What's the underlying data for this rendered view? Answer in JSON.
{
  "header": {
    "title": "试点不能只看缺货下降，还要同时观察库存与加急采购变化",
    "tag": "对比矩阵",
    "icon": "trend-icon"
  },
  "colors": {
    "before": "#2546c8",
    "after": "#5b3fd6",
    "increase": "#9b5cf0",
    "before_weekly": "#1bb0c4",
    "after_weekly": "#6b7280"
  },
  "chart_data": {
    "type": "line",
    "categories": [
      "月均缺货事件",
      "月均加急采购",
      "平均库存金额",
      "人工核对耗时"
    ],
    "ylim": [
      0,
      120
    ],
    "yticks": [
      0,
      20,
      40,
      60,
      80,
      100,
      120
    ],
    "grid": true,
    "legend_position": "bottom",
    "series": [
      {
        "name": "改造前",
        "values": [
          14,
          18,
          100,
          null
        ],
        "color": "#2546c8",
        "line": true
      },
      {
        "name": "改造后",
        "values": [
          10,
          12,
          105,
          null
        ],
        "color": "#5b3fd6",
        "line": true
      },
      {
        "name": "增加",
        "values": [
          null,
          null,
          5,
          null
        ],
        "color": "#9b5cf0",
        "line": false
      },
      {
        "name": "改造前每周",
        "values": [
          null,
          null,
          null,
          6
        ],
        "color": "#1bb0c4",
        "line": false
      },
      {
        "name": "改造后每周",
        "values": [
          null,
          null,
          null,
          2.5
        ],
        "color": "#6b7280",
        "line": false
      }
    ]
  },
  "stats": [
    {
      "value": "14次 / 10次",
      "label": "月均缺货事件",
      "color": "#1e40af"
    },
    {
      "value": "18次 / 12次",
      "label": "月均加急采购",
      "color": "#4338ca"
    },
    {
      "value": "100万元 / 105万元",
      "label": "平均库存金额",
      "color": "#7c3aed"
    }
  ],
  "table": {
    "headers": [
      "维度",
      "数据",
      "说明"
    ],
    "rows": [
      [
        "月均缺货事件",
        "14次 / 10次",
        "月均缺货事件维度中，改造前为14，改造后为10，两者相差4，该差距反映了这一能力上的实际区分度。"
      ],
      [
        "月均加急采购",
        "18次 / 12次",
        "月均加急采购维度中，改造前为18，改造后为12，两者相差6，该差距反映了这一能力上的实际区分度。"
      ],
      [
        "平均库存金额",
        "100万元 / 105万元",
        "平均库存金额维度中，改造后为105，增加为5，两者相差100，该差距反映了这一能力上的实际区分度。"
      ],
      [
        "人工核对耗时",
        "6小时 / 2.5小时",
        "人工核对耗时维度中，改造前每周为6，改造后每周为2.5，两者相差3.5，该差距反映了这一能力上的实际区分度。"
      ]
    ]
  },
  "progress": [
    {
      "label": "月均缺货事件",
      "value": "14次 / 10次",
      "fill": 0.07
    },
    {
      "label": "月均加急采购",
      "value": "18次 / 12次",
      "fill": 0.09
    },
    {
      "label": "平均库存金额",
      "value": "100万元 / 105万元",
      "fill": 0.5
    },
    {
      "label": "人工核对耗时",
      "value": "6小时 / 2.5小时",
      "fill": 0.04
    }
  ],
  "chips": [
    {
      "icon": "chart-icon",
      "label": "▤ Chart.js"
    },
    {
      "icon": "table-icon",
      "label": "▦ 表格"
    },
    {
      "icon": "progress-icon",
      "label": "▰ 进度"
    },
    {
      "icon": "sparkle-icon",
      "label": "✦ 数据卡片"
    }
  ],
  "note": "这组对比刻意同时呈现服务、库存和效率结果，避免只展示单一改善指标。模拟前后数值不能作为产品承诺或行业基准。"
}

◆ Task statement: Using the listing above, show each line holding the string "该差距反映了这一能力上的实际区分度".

◆ Output of the task:
        "月均缺货事件维度中，改造前为14，改造后为10，两者相差4，该差距反映了这一能力上的实际区分度。"
        "月均加急采购维度中，改造前为18，改造后为12，两者相差6，该差距反映了这一能力上的实际区分度。"
        "平均库存金额维度中，改造后为105，增加为5，两者相差100，该差距反映了这一能力上的实际区分度。"
        "人工核对耗时维度中，改造前每周为6，改造后每周为2.5，两者相差3.5，该差距反映了这一能力上的实际区分度。"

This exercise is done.